This epic story begins in the early 1900s in the Italian Alps, where we first meet Enza and Ciro who are children. Enza is raised in a loving family while Ciro is left with his brother at a convent to be raised by nuns. Ciro and Enza meet as teenagers and form a bond when they share a deeply moving experience, but shortly after Ciro must leave the mountain against his will to set sail for America where he learns the trade of a shoemaker. Enza also travels to America and works hard to send money home to her family, eventually making a career as a seamstress. She and Ciro briefly meet again in America, but only come together years later after World War I.
Trigiani's skill as a writer is clearly shown as she deftly takes us from the fresh Italian Alps to bustling Little Italy in New York City at the turn of the century, to the glamorous Metropolitan Opera House and later to Minnesota. I enjoyed every setting and found the events flowed smoothly in this novel. Rich with details and believable characters, I was transported to a different era, to a time when my own great-grandfather sailed a ship that took him from Italy to Boston.
I smiled and I cried (no, I bawled toward the end of the story) as I was so invested in the lives of all the characters, from the loving nuns in the village of Schilpario, Italy to Caruso at the Opera House.Read more ›
Unlike many of the free books I've reviewed this one wasn't free because it was new and just coming out and needed reviewing. It was free because the book was already well established and coming out in paperback after being on the NYT best sellers list. Typically I give very little credence to the popularity of a book in assessing the quality but after having tramped my way through the nearly 500 pages of this one I can assert that its popularity is well deserved.
There have been so many reviewers before me that there's little I can say that hasn't already been covered. Trigiani's book is at its heart a romance but only so in the way that all stories drawn from life are at their hearts romances.
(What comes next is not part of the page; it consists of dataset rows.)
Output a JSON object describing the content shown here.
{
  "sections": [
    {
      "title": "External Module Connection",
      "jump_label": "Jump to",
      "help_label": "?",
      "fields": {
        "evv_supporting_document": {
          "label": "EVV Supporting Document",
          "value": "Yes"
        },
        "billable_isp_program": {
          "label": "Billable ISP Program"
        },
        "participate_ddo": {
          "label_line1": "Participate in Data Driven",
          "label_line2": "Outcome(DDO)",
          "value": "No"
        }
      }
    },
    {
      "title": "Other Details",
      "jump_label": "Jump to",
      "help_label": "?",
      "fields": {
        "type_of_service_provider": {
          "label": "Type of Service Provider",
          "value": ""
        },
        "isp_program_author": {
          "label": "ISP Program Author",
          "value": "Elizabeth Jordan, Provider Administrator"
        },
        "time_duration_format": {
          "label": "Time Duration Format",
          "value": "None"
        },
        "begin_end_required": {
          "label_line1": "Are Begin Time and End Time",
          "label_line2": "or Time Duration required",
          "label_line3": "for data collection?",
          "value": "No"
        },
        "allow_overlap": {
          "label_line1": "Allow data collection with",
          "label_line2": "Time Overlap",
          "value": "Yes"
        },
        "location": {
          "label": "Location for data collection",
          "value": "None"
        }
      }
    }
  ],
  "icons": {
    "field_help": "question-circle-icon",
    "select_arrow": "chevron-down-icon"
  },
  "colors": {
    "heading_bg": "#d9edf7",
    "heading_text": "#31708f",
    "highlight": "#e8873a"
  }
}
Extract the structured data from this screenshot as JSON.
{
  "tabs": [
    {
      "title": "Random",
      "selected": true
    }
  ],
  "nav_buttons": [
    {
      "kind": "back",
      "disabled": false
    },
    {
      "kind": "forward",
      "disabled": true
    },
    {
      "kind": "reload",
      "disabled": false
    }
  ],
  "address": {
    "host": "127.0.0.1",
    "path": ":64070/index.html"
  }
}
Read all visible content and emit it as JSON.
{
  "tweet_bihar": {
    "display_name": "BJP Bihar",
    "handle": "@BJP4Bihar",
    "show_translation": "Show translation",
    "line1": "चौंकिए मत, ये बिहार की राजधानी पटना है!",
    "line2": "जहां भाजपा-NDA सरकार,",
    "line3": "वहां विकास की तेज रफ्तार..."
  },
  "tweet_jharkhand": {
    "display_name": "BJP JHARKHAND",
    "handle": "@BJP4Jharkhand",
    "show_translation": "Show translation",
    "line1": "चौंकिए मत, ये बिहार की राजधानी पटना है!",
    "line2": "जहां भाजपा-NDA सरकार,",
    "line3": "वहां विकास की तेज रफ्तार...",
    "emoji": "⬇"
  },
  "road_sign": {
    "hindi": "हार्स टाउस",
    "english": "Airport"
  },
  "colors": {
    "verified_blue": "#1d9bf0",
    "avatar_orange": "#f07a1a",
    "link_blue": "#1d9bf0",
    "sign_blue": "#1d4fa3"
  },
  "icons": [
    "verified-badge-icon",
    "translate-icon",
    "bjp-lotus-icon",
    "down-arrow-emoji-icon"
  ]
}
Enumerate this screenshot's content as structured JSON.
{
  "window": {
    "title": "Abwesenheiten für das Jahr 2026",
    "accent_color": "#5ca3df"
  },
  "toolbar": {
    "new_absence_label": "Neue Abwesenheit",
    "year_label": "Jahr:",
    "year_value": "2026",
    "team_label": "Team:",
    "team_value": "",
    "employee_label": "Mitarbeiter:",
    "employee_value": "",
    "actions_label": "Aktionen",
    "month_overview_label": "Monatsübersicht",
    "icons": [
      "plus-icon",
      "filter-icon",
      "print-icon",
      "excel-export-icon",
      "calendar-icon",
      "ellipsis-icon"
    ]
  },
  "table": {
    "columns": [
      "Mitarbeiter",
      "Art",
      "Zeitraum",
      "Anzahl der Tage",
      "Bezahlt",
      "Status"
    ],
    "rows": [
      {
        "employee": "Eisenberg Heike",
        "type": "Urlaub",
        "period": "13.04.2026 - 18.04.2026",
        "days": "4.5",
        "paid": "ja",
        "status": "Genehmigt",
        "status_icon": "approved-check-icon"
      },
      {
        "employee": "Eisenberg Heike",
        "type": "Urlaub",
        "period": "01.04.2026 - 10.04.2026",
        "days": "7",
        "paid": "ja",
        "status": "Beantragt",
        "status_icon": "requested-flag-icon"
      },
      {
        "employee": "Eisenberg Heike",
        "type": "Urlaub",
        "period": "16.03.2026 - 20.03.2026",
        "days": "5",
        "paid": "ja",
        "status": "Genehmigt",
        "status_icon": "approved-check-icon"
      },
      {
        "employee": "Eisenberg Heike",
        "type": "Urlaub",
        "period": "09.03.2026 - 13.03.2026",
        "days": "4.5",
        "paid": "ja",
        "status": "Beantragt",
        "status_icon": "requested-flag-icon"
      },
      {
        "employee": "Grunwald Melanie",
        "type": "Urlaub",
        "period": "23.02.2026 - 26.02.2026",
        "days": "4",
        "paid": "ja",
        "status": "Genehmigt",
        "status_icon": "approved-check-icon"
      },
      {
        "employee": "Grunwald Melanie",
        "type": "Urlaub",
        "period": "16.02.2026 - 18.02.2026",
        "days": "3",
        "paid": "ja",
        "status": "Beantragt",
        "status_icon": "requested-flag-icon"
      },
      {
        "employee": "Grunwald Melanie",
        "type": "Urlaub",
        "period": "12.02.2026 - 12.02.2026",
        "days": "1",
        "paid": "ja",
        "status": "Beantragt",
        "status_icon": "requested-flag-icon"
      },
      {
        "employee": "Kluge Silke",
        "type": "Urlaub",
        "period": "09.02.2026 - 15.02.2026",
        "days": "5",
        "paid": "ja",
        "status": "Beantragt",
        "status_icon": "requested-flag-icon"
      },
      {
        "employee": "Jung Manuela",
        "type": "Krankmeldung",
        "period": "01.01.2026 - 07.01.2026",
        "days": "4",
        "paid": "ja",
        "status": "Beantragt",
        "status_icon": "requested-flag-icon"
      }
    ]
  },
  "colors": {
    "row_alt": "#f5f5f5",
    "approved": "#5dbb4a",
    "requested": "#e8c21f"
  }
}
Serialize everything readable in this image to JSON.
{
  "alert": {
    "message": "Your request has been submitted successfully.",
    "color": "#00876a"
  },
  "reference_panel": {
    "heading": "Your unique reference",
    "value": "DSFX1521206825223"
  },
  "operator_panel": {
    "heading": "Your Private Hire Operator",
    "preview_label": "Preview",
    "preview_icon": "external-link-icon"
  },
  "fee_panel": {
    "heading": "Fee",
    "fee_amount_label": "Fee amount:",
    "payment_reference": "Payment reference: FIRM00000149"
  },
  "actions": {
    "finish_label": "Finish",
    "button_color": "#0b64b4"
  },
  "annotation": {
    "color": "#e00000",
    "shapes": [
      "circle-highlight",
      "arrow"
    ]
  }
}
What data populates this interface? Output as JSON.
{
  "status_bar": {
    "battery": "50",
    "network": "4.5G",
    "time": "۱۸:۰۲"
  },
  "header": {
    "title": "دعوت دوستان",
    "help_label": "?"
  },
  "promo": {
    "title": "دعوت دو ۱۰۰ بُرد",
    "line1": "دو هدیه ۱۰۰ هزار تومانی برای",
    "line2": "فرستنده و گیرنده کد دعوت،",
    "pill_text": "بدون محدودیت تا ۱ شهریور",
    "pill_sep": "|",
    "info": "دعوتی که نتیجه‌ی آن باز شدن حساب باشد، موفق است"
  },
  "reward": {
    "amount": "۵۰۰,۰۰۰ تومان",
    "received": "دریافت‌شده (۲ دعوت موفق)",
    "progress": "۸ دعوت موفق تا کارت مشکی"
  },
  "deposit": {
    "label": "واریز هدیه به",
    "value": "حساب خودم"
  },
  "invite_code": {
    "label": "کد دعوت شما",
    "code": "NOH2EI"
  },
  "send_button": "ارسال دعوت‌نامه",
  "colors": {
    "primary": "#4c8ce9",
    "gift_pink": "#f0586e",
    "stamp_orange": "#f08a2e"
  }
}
She encapsulates with incredible skill an entire lifetime and draws us a portrait that makes its way into your soul and is sure to be remembered long after the last page turns.
The author's attention to detail is meticulous without becoming dull or redundant and reminds me strongly of the Dickensian tendency to stop and patiently draw out all the intimate nuances of a scene. I would leave potential readers with two recommendations. Firstly, take the time to read this one but do so with an open mind and let it wash over you. Immerse yourself in it and have patience. Secondly, the book is not to be taken lightly. You cannot go after it in fits and starts. If you cannot read 100 pages at a sitting then read something else until you can. It is a vastly rewarding novel but one that requires utmost and concentrated attention.
The story also suffered from being exaggerated and overly dramatic with little substance. Often, there were rises in conflict that led to very little effect. The book may best be described as an epic journey to nowhere interesting. I say the book had potential because there were nuggets of loveliness within it that should have been featured. The rest should have been cut.
There is some good writing here, though it is inconsistent. A good editor could have resolved the issues and helped Ariana to turn a mediocre and much too lengthy book into an absolute gem of a story. Shame.
Most recent customer reviews
Enjoyed the book so much. The book brings back memories my parents told me . They also came to n. America just before WW2.Published 3 days ago by elizabeth siemens
I find it a great read. I haven't finished it yet but it is very good.Published 2 months ago by Therese Dorge
Story was interesting sad at times, shows women have endurance and couragePublished 3 months ago by pete davies
Wonderful description in this turn of the twentieth century story - loved the circular route this page turner took!Published 4 months ago by Carole Brost
Interesting read. As other reviewers have mentioned, it did go on a bit. A better editor would have been helpful. Ady to read. Lots of lovely descriptions. Too many coincedences.Published 4 months ago by lp
This novel was a gift to my sense. It's a beautiful, poignant read. A page turner, rich for the imagination. An epic story that resonates for us all.Published 16 months ago by Jennifer Hibberd